Nelumbo lutea Willd.
Common Name: AMERICAN LOTUS, LOTUS-LILY
Coefficient of Conservatism: 8
Coefficient of Wetness: -5
Wetness Index: OBL
Physiognomy: Nt P-Forb
Status: T

It was once suggested that perhaps lotus in Michigan was originally introduced by Native Americans as a food-plant, but there is no documentation one way or the other. Some of our colonies, at least, are assumed to be natural, at the northern edge of the range for the species.

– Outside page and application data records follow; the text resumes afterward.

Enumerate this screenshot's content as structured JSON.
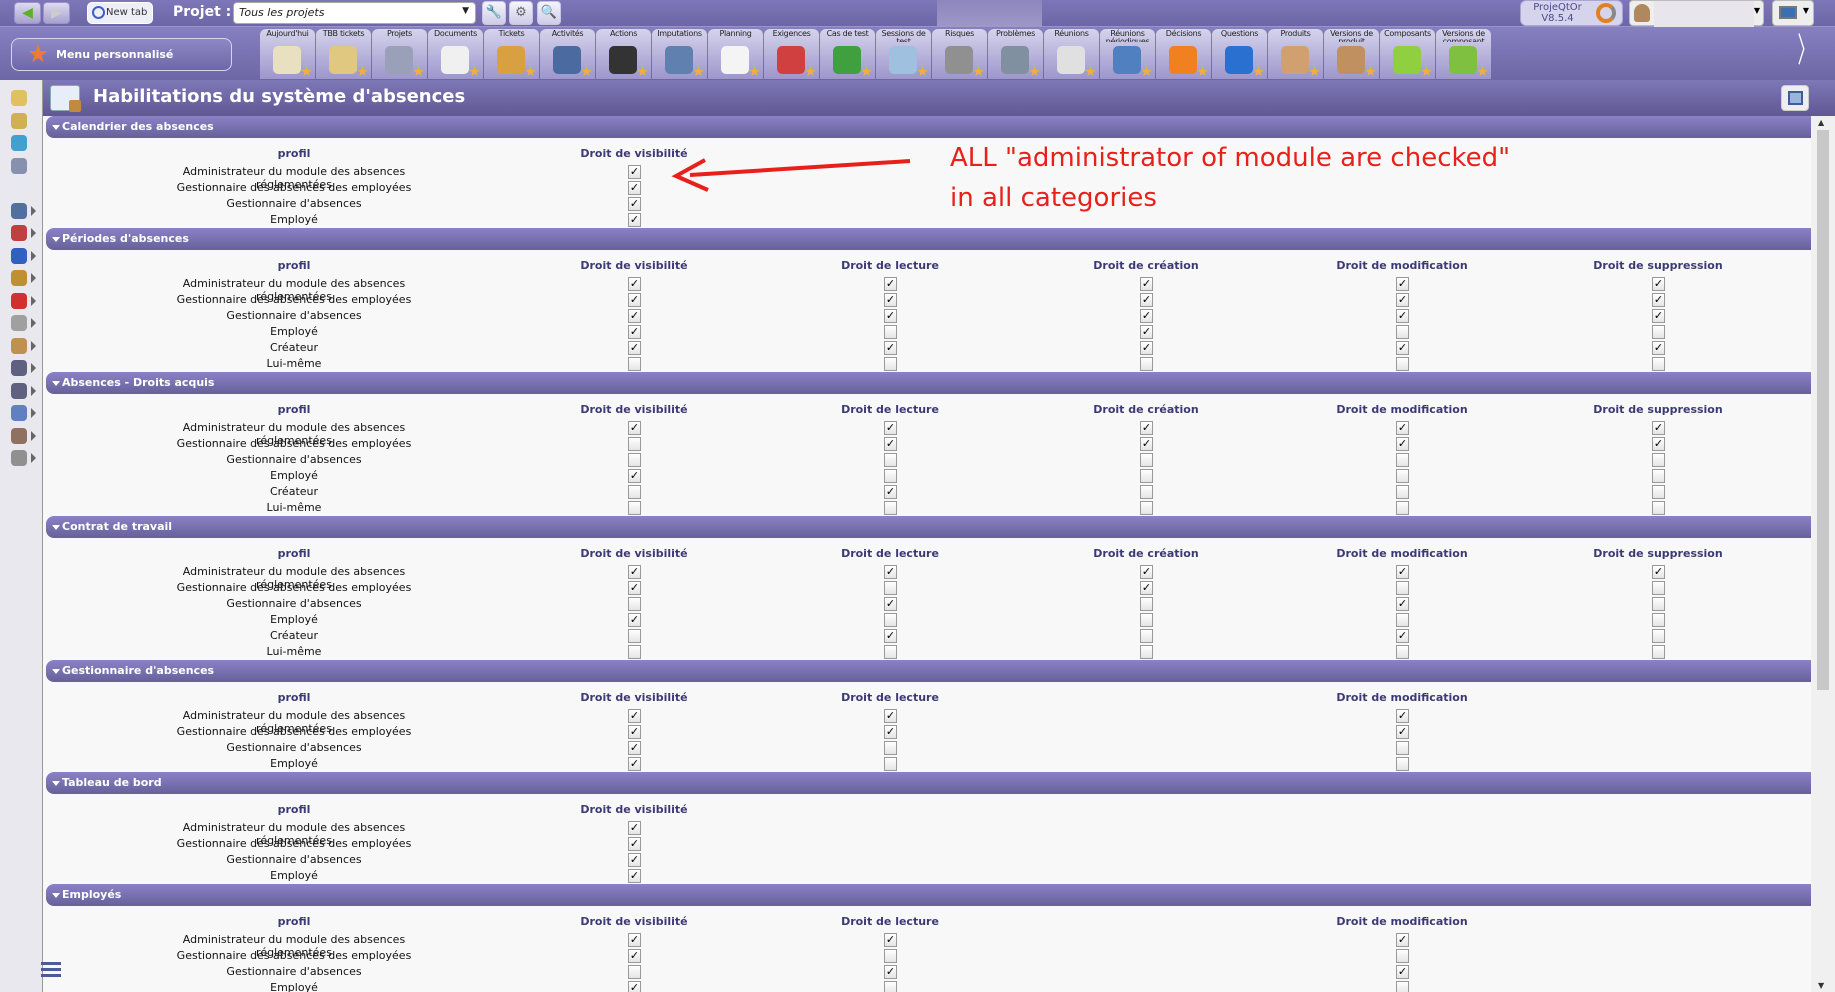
{
  "topbar": {
    "new_tab": "New tab",
    "project_label": "Projet :",
    "project_value": "Tous les projets",
    "version": "ProjeQtOr V8.5.4"
  },
  "toolbar": {
    "menu_label": "Menu personnalisé",
    "items": [
      "Aujourd'hui",
      "TBB tickets",
      "Projets",
      "Documents",
      "Tickets",
      "Activités",
      "Actions",
      "Imputations",
      "Planning",
      "Exigences",
      "Cas de test",
      "Sessions de test",
      "Risques",
      "Problèmes",
      "Réunions",
      "Réunions périodiques",
      "Décisions",
      "Questions",
      "Produits",
      "Versions de produit",
      "Composants",
      "Versions de composant"
    ],
    "icon_colors": [
      "#e8e0c0",
      "#e0c880",
      "#9aa0b8",
      "#f0f0f0",
      "#d8a040",
      "#4a6aa0",
      "#333333",
      "#6080b0",
      "#f4f4f4",
      "#d04040",
      "#40a040",
      "#a0c0e0",
      "#909090",
      "#8090a0",
      "#e0e0e0",
      "#5080c0",
      "#f08020",
      "#2a70d0",
      "#d0a070",
      "#c09060",
      "#90d040",
      "#80c040"
    ]
  },
  "page": {
    "title": "Habilitations du système d'absences"
  },
  "column_keys": [
    "visibility",
    "read",
    "create",
    "update",
    "delete"
  ],
  "sections": [
    {
      "title": "Calendrier des absences",
      "profile_header": "profil",
      "columns": [
        {
          "key": "visibility",
          "label": "Droit de visibilité"
        }
      ],
      "rows": [
        {
          "profile": "Administrateur du module des absences réglementées",
          "checks": [
            true
          ]
        },
        {
          "profile": "Gestionnaire des absences des employées",
          "checks": [
            true
          ]
        },
        {
          "profile": "Gestionnaire d'absences",
          "checks": [
            true
          ]
        },
        {
          "profile": "Employé",
          "checks": [
            true
          ]
        }
      ]
    },
    {
      "title": "Périodes d'absences",
      "profile_header": "profil",
      "columns": [
        {
          "key": "visibility",
          "label": "Droit de visibilité"
        },
        {
          "key": "read",
          "label": "Droit de lecture"
        },
        {
          "key": "create",
          "label": "Droit de création"
        },
        {
          "key": "update",
          "label": "Droit de modification"
        },
        {
          "key": "delete",
          "label": "Droit de suppression"
        }
      ],
      "rows": [
        {
          "profile": "Administrateur du module des absences réglementées",
          "checks": [
            true,
            true,
            true,
            true,
            true
          ]
        },
        {
          "profile": "Gestionnaire des absences des employées",
          "checks": [
            true,
            true,
            true,
            true,
            true
          ]
        },
        {
          "profile": "Gestionnaire d'absences",
          "checks": [
            true,
            true,
            true,
            true,
            true
          ]
        },
        {
          "profile": "Employé",
          "checks": [
            true,
            false,
            true,
            false,
            false
          ]
        },
        {
          "profile": "Créateur",
          "checks": [
            true,
            true,
            true,
            true,
            true
          ]
        },
        {
          "profile": "Lui-même",
          "checks": [
            false,
            false,
            false,
            false,
            false
          ]
        }
      ]
    },
    {
      "title": "Absences - Droits acquis",
      "profile_header": "profil",
      "columns": [
        {
          "key": "visibility",
          "label": "Droit de visibilité"
        },
        {
          "key": "read",
          "label": "Droit de lecture"
        },
        {
          "key": "create",
          "label": "Droit de création"
        },
        {
          "key": "update",
          "label": "Droit de modification"
        },
        {
          "key": "delete",
          "label": "Droit de suppression"
        }
      ],
      "rows": [
        {
          "profile": "Administrateur du module des absences réglementées",
          "checks": [
            true,
            true,
            true,
            true,
            true
          ]
        },
        {
          "profile": "Gestionnaire des absences des employées",
          "checks": [
            false,
            true,
            true,
            true,
            true
          ]
        },
        {
          "profile": "Gestionnaire d'absences",
          "checks": [
            false,
            false,
            false,
            false,
            false
          ]
        },
        {
          "profile": "Employé",
          "checks": [
            true,
            false,
            false,
            false,
            false
          ]
        },
        {
          "profile": "Créateur",
          "checks": [
            false,
            true,
            false,
            false,
            false
          ]
        },
        {
          "profile": "Lui-même",
          "checks": [
            false,
            false,
            false,
            false,
            false
          ]
        }
      ]
    },
    {
      "title": "Contrat de travail",
      "profile_header": "profil",
      "columns": [
        {
          "key": "visibility",
          "label": "Droit de visibilité"
        },
        {
          "key": "read",
          "label": "Droit de lecture"
        },
        {
          "key": "create",
          "label": "Droit de création"
        },
        {
          "key": "update",
          "label": "Droit de modification"
        },
        {
          "key": "delete",
          "label": "Droit de suppression"
        }
      ],
      "rows": [
        {
          "profile": "Administrateur du module des absences réglementées",
          "checks": [
            true,
            true,
            true,
            true,
            true
          ]
        },
        {
          "profile": "Gestionnaire des absences des employées",
          "checks": [
            true,
            false,
            true,
            false,
            false
          ]
        },
        {
          "profile": "Gestionnaire d'absences",
          "checks": [
            false,
            true,
            false,
            true,
            false
          ]
        },
        {
          "profile": "Employé",
          "checks": [
            true,
            false,
            false,
            false,
            false
          ]
        },
        {
          "profile": "Créateur",
          "checks": [
            false,
            true,
            false,
            true,
            false
          ]
        },
        {
          "profile": "Lui-même",
          "checks": [
            false,
            false,
            false,
            false,
            false
          ]
        }
      ]
    },
    {
      "title": "Gestionnaire d'absences",
      "profile_header": "profil",
      "columns": [
        {
          "key": "visibility",
          "label": "Droit de visibilité"
        },
        {
          "key": "read",
          "label": "Droit de lecture"
        },
        {
          "key": "update",
          "label": "Droit de modification"
        }
      ],
      "rows": [
        {
          "profile": "Administrateur du module des absences réglementées",
          "checks": [
            true,
            true,
            true
          ]
        },
        {
          "profile": "Gestionnaire des absences des employées",
          "checks": [
            true,
            true,
            true
          ]
        },
        {
          "profile": "Gestionnaire d'absences",
          "checks": [
            true,
            false,
            false
          ]
        },
        {
          "profile": "Employé",
          "checks": [
            true,
            false,
            false
          ]
        }
      ]
    },
    {
      "title": "Tableau de bord",
      "profile_header": "profil",
      "columns": [
        {
          "key": "visibility",
          "label": "Droit de visibilité"
        }
      ],
      "rows": [
        {
          "profile": "Administrateur du module des absences réglementées",
          "checks": [
            true
          ]
        },
        {
          "profile": "Gestionnaire des absences des employées",
          "checks": [
            true
          ]
        },
        {
          "profile": "Gestionnaire d'absences",
          "checks": [
            true
          ]
        },
        {
          "profile": "Employé",
          "checks": [
            true
          ]
        }
      ]
    },
    {
      "title": "Employés",
      "profile_header": "profil",
      "columns": [
        {
          "key": "visibility",
          "label": "Droit de visibilité"
        },
        {
          "key": "read",
          "label": "Droit de lecture"
        },
        {
          "key": "update",
          "label": "Droit de modification"
        }
      ],
      "rows": [
        {
          "profile": "Administrateur du module des absences réglementées",
          "checks": [
            true,
            true,
            true
          ]
        },
        {
          "profile": "Gestionnaire des absences des employées",
          "checks": [
            true,
            false,
            false
          ]
        },
        {
          "profile": "Gestionnaire d'absences",
          "checks": [
            false,
            true,
            true
          ]
        },
        {
          "profile": "Employé",
          "checks": [
            true,
            false,
            false
          ]
        }
      ]
    }
  ],
  "annotation": {
    "line1": "ALL \"administrator of module are checked\"",
    "line2": "in all categories",
    "color": "#e8201c"
  },
  "check_glyph": "✓"
}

While the flowers bloom in late midsummer, the very large peltate leaves are conspicuous throughout the season, their blades floating on the water like large flat plates or held above the water like umbrellas (but slightly funnel-shaped). The unique top-shaped receptacle enlarges tremendously as the fruits ripen, each embedded just below the broad flat surface, in a cavity with a circular opening to the exterior. The peduncle bends soon after the petals are shed, tilting the receptacle almost at right angles; it later returns to an erect position as the little fruits mature, and then bends downward before the receptacle breaks off and floats in the water, releasing the fruits.

Locations

Kalamazoo County
Monroe County
Ottawa County
Wayne County

Citation:

MICHIGAN FLORA ONLINE. A. A. Reznicek, E. G. Voss, & B. S. Walters. February 2011. University of Michigan. Web. December 13, 2017. http://michiganflora.net/species.aspx?id=1720.